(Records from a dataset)
————————
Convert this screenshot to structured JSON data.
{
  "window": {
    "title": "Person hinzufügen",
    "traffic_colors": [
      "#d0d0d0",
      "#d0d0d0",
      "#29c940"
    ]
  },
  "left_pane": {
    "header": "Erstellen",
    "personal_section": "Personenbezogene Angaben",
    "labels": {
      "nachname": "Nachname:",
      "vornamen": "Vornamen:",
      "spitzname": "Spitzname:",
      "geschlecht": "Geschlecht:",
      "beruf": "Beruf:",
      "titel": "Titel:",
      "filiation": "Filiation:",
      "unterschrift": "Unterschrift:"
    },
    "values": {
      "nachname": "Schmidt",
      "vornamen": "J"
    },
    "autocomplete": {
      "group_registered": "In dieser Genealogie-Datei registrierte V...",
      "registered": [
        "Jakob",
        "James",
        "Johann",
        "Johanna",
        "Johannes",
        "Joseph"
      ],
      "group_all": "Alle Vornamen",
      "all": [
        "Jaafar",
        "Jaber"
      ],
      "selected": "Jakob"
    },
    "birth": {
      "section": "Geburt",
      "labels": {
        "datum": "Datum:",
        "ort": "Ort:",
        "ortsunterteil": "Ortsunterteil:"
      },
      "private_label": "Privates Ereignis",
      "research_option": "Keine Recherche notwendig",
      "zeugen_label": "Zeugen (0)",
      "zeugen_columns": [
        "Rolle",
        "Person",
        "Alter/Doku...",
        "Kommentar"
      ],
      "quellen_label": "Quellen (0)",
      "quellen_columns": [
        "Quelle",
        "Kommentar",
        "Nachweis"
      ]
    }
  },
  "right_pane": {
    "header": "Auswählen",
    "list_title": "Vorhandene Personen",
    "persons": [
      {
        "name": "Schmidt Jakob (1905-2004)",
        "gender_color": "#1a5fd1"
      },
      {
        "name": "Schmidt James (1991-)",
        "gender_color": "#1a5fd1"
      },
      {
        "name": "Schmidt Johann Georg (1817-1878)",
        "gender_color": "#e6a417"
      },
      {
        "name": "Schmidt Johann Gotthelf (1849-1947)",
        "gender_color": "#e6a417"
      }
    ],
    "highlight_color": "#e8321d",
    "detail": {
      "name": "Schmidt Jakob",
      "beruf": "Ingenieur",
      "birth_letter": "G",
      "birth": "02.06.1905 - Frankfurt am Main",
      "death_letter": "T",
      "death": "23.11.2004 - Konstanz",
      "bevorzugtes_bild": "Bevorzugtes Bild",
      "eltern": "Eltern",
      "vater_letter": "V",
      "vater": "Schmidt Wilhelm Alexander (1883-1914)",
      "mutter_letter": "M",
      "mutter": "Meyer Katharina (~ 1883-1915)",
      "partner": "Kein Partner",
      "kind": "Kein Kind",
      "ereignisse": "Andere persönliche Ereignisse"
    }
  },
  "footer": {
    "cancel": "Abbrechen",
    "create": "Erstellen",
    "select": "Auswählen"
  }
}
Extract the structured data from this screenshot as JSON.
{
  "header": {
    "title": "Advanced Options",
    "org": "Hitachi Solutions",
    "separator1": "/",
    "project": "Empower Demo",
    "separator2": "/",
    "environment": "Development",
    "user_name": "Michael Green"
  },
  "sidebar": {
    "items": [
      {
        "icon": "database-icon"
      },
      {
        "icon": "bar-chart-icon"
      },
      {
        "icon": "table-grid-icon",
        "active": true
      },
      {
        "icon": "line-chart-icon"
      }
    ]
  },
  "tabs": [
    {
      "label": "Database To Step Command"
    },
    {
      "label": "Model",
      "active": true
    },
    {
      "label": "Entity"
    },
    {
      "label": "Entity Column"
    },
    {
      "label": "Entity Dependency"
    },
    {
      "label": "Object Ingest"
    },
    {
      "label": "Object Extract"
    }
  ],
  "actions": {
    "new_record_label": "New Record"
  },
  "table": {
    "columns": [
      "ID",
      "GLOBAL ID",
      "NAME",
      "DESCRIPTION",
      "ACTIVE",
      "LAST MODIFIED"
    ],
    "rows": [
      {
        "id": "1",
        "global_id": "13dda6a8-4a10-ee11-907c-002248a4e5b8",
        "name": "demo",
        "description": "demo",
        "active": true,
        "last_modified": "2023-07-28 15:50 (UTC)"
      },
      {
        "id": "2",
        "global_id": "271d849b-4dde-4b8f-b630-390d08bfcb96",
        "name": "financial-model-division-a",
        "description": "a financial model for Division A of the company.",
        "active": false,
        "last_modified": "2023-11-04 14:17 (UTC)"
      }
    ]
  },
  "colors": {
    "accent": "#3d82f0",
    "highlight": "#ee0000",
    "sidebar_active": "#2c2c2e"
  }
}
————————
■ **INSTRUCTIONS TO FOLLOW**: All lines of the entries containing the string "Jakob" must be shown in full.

■ **EXERCISE ANSWER**:
        "Jakob",
      "selected": "Jakob"
        "name": "Schmidt Jakob (1905-2004)",
      "name": "Schmidt Jakob",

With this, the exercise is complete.